+++ Recorded information

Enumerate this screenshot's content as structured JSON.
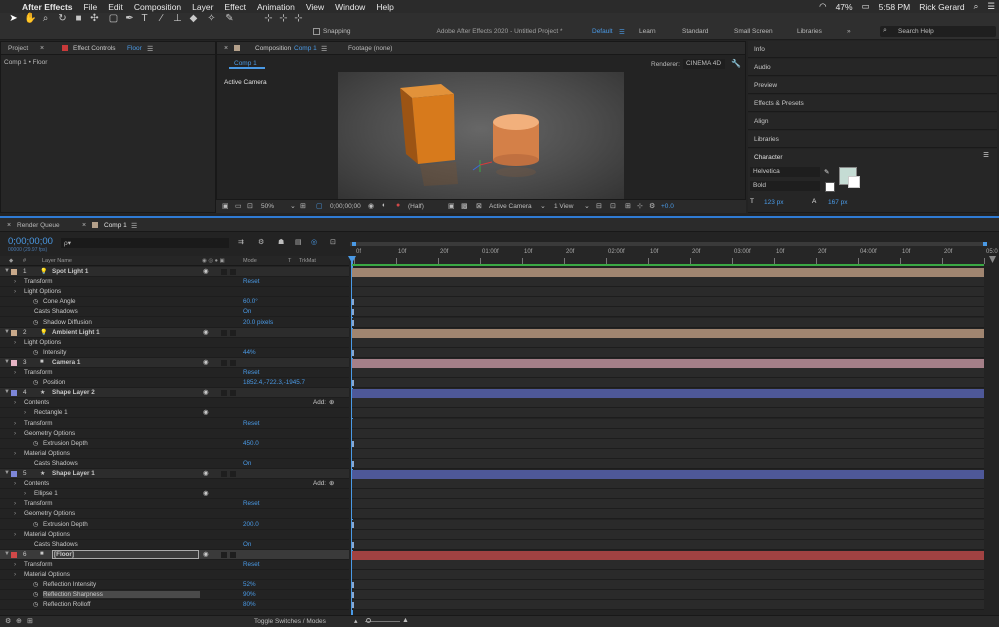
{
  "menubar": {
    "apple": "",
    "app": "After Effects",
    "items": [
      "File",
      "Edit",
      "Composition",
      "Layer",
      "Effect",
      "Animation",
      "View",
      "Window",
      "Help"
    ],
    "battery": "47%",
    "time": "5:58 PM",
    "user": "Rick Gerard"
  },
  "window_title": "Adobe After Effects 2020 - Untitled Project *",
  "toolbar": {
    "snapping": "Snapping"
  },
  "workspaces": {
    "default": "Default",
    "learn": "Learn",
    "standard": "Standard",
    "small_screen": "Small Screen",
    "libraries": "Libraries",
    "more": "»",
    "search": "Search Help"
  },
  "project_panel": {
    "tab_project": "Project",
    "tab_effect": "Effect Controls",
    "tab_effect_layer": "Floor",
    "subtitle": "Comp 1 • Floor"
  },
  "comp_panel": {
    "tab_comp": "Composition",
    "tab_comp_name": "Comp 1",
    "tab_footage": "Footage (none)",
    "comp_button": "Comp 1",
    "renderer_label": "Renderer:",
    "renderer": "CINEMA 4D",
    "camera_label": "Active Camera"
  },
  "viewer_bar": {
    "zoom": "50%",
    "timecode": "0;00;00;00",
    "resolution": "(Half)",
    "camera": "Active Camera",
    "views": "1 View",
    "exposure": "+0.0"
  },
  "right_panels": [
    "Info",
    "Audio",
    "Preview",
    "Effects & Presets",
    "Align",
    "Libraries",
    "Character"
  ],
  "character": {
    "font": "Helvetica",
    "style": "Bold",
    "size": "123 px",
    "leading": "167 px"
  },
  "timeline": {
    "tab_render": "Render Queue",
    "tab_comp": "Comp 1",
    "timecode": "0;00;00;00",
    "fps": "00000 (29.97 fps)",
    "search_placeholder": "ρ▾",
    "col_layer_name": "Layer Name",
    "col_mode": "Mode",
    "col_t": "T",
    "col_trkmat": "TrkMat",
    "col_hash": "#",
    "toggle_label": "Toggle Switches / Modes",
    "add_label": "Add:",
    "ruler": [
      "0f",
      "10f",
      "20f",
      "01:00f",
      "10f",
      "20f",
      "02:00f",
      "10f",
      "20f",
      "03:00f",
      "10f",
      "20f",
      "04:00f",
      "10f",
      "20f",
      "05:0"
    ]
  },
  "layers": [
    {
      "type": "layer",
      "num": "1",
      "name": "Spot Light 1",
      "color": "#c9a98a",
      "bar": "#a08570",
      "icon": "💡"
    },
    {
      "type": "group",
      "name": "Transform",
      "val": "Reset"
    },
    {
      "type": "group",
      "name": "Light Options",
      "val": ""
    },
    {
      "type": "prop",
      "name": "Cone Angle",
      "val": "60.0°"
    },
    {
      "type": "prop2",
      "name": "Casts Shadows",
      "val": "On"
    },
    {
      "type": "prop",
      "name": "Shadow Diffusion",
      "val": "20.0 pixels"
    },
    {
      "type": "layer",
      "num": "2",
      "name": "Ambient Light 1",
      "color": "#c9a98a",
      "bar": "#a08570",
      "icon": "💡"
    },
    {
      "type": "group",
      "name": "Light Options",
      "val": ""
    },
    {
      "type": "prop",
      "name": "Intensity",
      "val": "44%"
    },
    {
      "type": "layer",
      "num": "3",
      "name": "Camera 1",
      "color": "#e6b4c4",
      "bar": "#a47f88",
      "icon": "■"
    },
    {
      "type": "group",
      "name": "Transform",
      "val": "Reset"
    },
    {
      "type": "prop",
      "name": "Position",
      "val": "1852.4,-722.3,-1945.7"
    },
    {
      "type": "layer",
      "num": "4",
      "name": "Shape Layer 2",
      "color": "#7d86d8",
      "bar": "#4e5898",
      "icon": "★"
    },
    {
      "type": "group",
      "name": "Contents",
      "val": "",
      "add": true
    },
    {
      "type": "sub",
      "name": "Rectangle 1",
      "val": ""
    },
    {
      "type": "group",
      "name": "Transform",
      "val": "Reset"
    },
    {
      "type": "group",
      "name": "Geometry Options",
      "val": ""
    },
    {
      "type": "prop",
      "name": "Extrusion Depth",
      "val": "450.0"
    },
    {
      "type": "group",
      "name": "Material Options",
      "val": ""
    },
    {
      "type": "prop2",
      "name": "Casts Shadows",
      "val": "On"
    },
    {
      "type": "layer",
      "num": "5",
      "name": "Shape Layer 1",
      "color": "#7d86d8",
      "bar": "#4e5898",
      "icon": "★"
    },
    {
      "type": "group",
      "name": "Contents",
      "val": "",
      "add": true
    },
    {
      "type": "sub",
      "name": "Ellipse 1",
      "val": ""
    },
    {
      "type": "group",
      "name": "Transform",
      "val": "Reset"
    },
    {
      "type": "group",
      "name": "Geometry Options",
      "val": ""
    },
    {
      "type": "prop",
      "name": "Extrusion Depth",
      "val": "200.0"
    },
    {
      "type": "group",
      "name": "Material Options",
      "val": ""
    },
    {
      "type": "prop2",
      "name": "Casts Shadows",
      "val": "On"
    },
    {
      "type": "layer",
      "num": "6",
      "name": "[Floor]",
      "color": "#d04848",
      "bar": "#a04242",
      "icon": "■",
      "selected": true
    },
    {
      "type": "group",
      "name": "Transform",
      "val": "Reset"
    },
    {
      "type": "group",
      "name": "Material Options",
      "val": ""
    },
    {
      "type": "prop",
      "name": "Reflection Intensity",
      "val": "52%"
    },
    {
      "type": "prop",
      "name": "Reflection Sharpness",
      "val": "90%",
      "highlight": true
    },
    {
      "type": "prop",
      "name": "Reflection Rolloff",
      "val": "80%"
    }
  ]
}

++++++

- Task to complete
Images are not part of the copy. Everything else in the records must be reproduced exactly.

- Completed task
Enumerate this screenshot's content as structured JSON.
{
  "menubar": {
    "apple": "",
    "app": "After Effects",
    "items": [
      "File",
      "Edit",
      "Composition",
      "Layer",
      "Effect",
      "Animation",
      "View",
      "Window",
      "Help"
    ],
    "battery": "47%",
    "time": "5:58 PM",
    "user": "Rick Gerard"
  },
  "window_title": "Adobe After Effects 2020 - Untitled Project *",
  "toolbar": {
    "snapping": "Snapping"
  },
  "workspaces": {
    "default": "Default",
    "learn": "Learn",
    "standard": "Standard",
    "small_screen": "Small Screen",
    "libraries": "Libraries",
    "more": "»",
    "search": "Search Help"
  },
  "project_panel": {
    "tab_project": "Project",
    "tab_effect": "Effect Controls",
    "tab_effect_layer": "Floor",
    "subtitle": "Comp 1 • Floor"
  },
  "comp_panel": {
    "tab_comp": "Composition",
    "tab_comp_name": "Comp 1",
    "tab_footage": "Footage (none)",
    "comp_button": "Comp 1",
    "renderer_label": "Renderer:",
    "renderer": "CINEMA 4D",
    "camera_label": "Active Camera"
  },
  "viewer_bar": {
    "zoom": "50%",
    "timecode": "0;00;00;00",
    "resolution": "(Half)",
    "camera": "Active Camera",
    "views": "1 View",
    "exposure": "+0.0"
  },
  "right_panels": [
    "Info",
    "Audio",
    "Preview",
    "Effects & Presets",
    "Align",
    "Libraries",
    "Character"
  ],
  "character": {
    "font": "Helvetica",
    "style": "Bold",
    "size": "123 px",
    "leading": "167 px"
  },
  "timeline": {
    "tab_render": "Render Queue",
    "tab_comp": "Comp 1",
    "timecode": "0;00;00;00",
    "fps": "00000 (29.97 fps)",
    "search_placeholder": "ρ▾",
    "col_layer_name": "Layer Name",
    "col_mode": "Mode",
    "col_t": "T",
    "col_trkmat": "TrkMat",
    "col_hash": "#",
    "toggle_label": "Toggle Switches / Modes",
    "add_label": "Add:",
    "ruler": [
      "0f",
      "10f",
      "20f",
      "01:00f",
      "10f",
      "20f",
      "02:00f",
      "10f",
      "20f",
      "03:00f",
      "10f",
      "20f",
      "04:00f",
      "10f",
      "20f",
      "05:0"
    ]
  },
  "layers": [
    {
      "type": "layer",
      "num": "1",
      "name": "Spot Light 1",
      "color": "#c9a98a",
      "bar": "#a08570",
      "icon": "💡"
    },
    {
      "type": "group",
      "name": "Transform",
      "val": "Reset"
    },
    {
      "type": "group",
      "name": "Light Options",
      "val": ""
    },
    {
      "type": "prop",
      "name": "Cone Angle",
      "val": "60.0°"
    },
    {
      "type": "prop2",
      "name": "Casts Shadows",
      "val": "On"
    },
    {
      "type": "prop",
      "name": "Shadow Diffusion",
      "val": "20.0 pixels"
    },
    {
      "type": "layer",
      "num": "2",
      "name": "Ambient Light 1",
      "color": "#c9a98a",
      "bar": "#a08570",
      "icon": "💡"
    },
    {
      "type": "group",
      "name": "Light Options",
      "val": ""
    },
    {
      "type": "prop",
      "name": "Intensity",
      "val": "44%"
    },
    {
      "type": "layer",
      "num": "3",
      "name": "Camera 1",
      "color": "#e6b4c4",
      "bar": "#a47f88",
      "icon": "■"
    },
    {
      "type": "group",
      "name": "Transform",
      "val": "Reset"
    },
    {
      "type": "prop",
      "name": "Position",
      "val": "1852.4,-722.3,-1945.7"
    },
    {
      "type": "layer",
      "num": "4",
      "name": "Shape Layer 2",
      "color": "#7d86d8",
      "bar": "#4e5898",
      "icon": "★"
    },
    {
      "type": "group",
      "name": "Contents",
      "val": "",
      "add": true
    },
    {
      "type": "sub",
      "name": "Rectangle 1",
      "val": ""
    },
    {
      "type": "group",
      "name": "Transform",
      "val": "Reset"
    },
    {
      "type": "group",
      "name": "Geometry Options",
      "val": ""
    },
    {
      "type": "prop",
      "name": "Extrusion Depth",
      "val": "450.0"
    },
    {
      "type": "group",
      "name": "Material Options",
      "val": ""
    },
    {
      "type": "prop2",
      "name": "Casts Shadows",
      "val": "On"
    },
    {
      "type": "layer",
      "num": "5",
      "name": "Shape Layer 1",
      "color": "#7d86d8",
      "bar": "#4e5898",
      "icon": "★"
    },
    {
      "type": "group",
      "name": "Contents",
      "val": "",
      "add": true
    },
    {
      "type": "sub",
      "name": "Ellipse 1",
      "val": ""
    },
    {
      "type": "group",
      "name": "Transform",
      "val": "Reset"
    },
    {
      "type": "group",
      "name": "Geometry Options",
      "val": ""
    },
    {
      "type": "prop",
      "name": "Extrusion Depth",
      "val": "200.0"
    },
    {
      "type": "group",
      "name": "Material Options",
      "val": ""
    },
    {
      "type": "prop2",
      "name": "Casts Shadows",
      "val": "On"
    },
    {
      "type": "layer",
      "num": "6",
      "name": "[Floor]",
      "color": "#d04848",
      "bar": "#a04242",
      "icon": "■",
      "selected": true
    },
    {
      "type": "group",
      "name": "Transform",
      "val": "Reset"
    },
    {
      "type": "group",
      "name": "Material Options",
      "val": ""
    },
    {
      "type": "prop",
      "name": "Reflection Intensity",
      "val": "52%"
    },
    {
      "type": "prop",
      "name": "Reflection Sharpness",
      "val": "90%",
      "highlight": true
    },
    {
      "type": "prop",
      "name": "Reflection Rolloff",
      "val": "80%"
    }
  ]
}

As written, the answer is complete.